In fact we are told that God is no respecter of persons. Different gifts but the same mandate from the same Spirit. That singleness of purpose and unity in love is what converted the world. It is that about which St John says, “They will know you are Christians by your love.” Indeed the Roman officer, Pliny had no choice but could only say, “O how they love one another”. That is discipleship.
As we all know, love does not come easy. It is an intentional choice to love and to keep loving even in the face of challenges that makes marriages last. That is discipleship. Loving even when your very mind, senses and body say no. In the middle of all our disagreements, one thing I have held onto so dearly in obedience to Christ is that I have refused to be reduced to hate.
The Spirit of Christ constrains us to love. It may not come natural but no discipline comes natural. It may hurt, but a very old pop song taught me the double entendre phrase, “It hurts so good”! Yes a true disciple is one who loves even as it hurts and so turns the hurts of the world into wholeness in Christ. All this, not for one’s sake nor for one’s church sake, nor even for our Communion’s sake; but for Christ’s sake. When we set such an example we begin to participate in unparalleled ways in the mission of God and begin to model the kind of intentional discipleship that the world so needs today.
In that way we begin to live the truth of Christ. That is the truth which sets us free. Intentional. Disciplined. Liberating. Discipling. Penetrating. Breaking through and breaking down barriers. Saving. Truth.
A Communion or a future that is not this, is anti Christ. In fact it is one that is covered in shame. That kind of disgrace which the Old Testament prophets talk about as the uncovering of one’s shame! The very antithesis of what we heard from St Paul when he said the “unveiled face [which] contemplates the Lord’s glory and is being transformed into his image with ever increasing glory, which comes from its Lord who is Spirit”.
As you can tell i am getting excited
Before I get too carried away please pray with me in this chorus (I hope I can sing):
Spirit of the Living God fall afresh on us
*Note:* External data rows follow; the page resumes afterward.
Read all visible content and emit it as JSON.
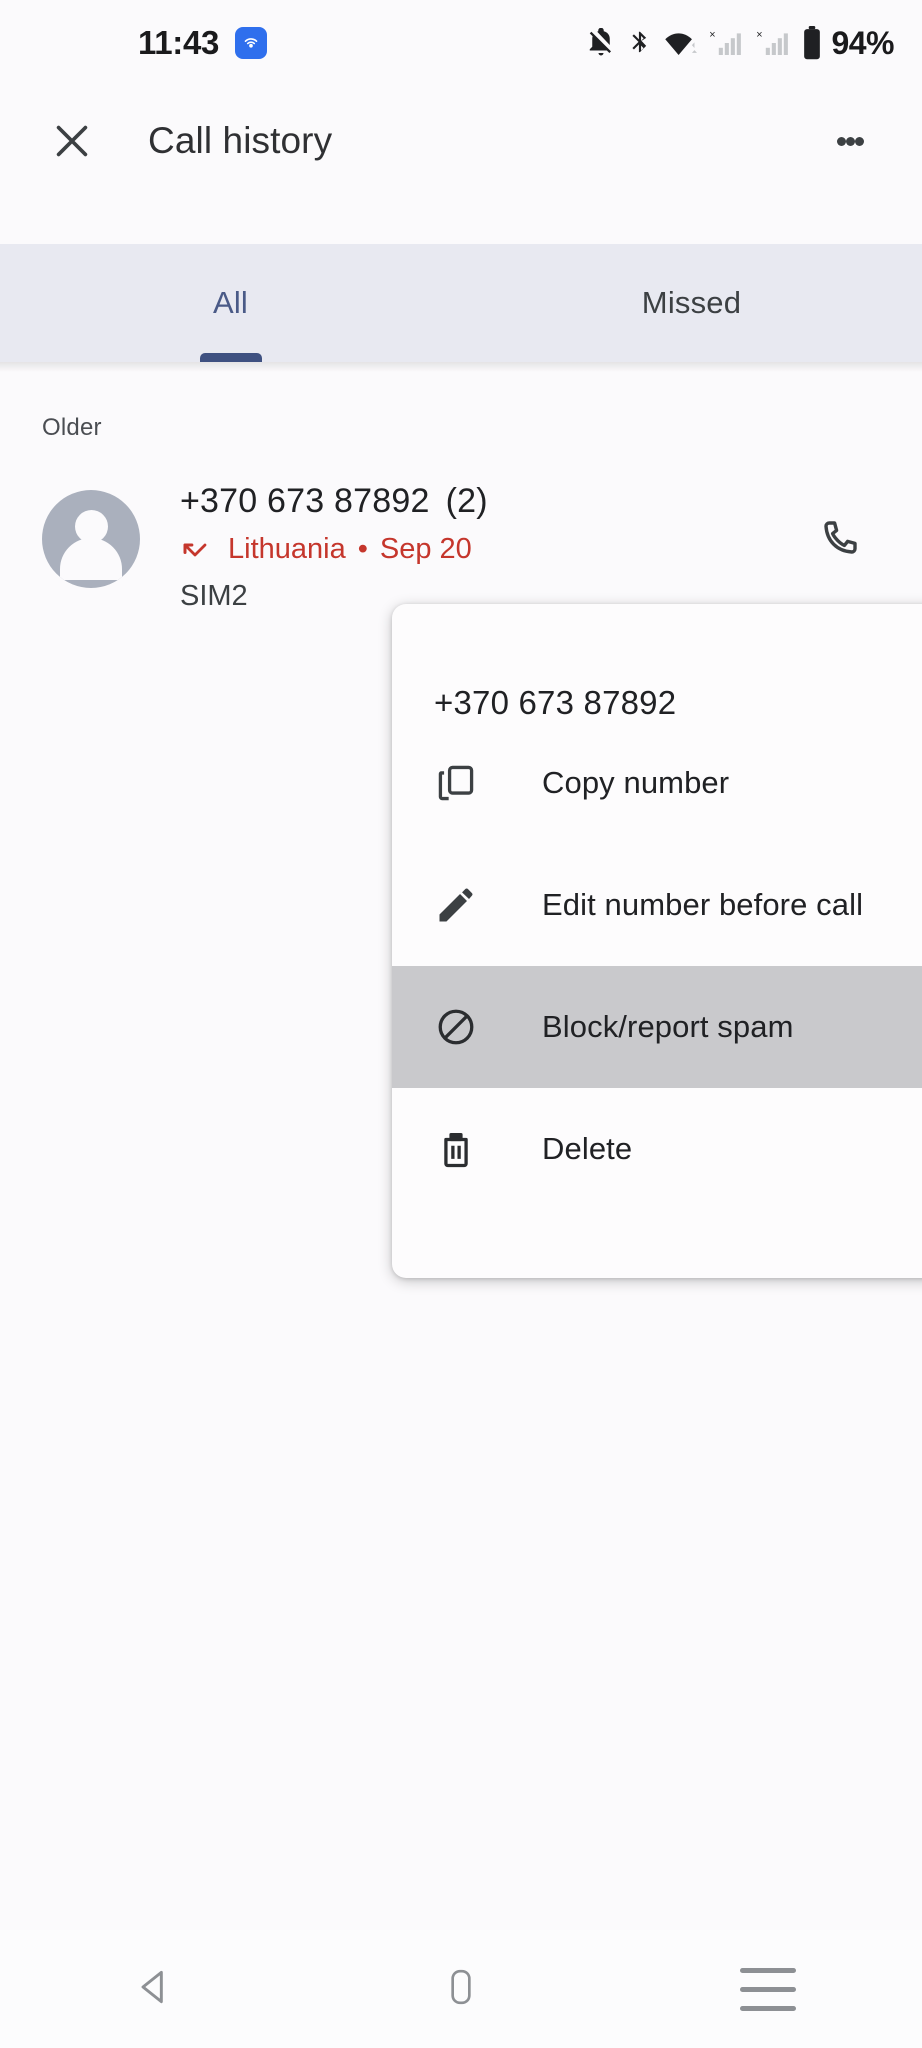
{
  "status_bar": {
    "time": "11:43",
    "battery_percent": "94%",
    "icons": [
      "cast-icon",
      "notifications-silenced-icon",
      "bluetooth-icon",
      "wifi-icon",
      "sim1-no-service-icon",
      "sim2-no-service-icon",
      "battery-icon"
    ]
  },
  "app_bar": {
    "title": "Call history",
    "close_icon": "close-icon",
    "overflow_icon": "more-vert-icon"
  },
  "tabs": [
    {
      "label": "All",
      "selected": true
    },
    {
      "label": "Missed",
      "selected": false
    }
  ],
  "list": {
    "section_header": "Older",
    "entries": [
      {
        "number": "+370 673 87892",
        "count": "(2)",
        "call_type_icon": "missed-call-icon",
        "location": "Lithuania",
        "separator": "•",
        "date": "Sep 20",
        "sim": "SIM2",
        "action_icon": "phone-icon"
      }
    ]
  },
  "popup_menu": {
    "header": "+370 673 87892",
    "items": [
      {
        "label": "Copy number",
        "icon": "copy-icon",
        "highlighted": false
      },
      {
        "label": "Edit number before call",
        "icon": "pencil-icon",
        "highlighted": false
      },
      {
        "label": "Block/report spam",
        "icon": "block-icon",
        "highlighted": true
      },
      {
        "label": "Delete",
        "icon": "trash-icon",
        "highlighted": false
      }
    ]
  },
  "nav_bar": {
    "back": "back-icon",
    "home": "home-icon",
    "recents": "recents-icon"
  },
  "colors": {
    "accent": "#3f5181",
    "missed_red": "#c5362c",
    "tab_bar_bg": "#e8e9f1",
    "page_bg": "#fbfafc",
    "highlight": "#c9c9cc"
  }
}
Spirit of the Living God fall afresh on us.
Melt us, mould us, fill us, use us.
Spirit of the Living God Fall afresh on us.
So let us go forth as free disciples and make disciples of all the world!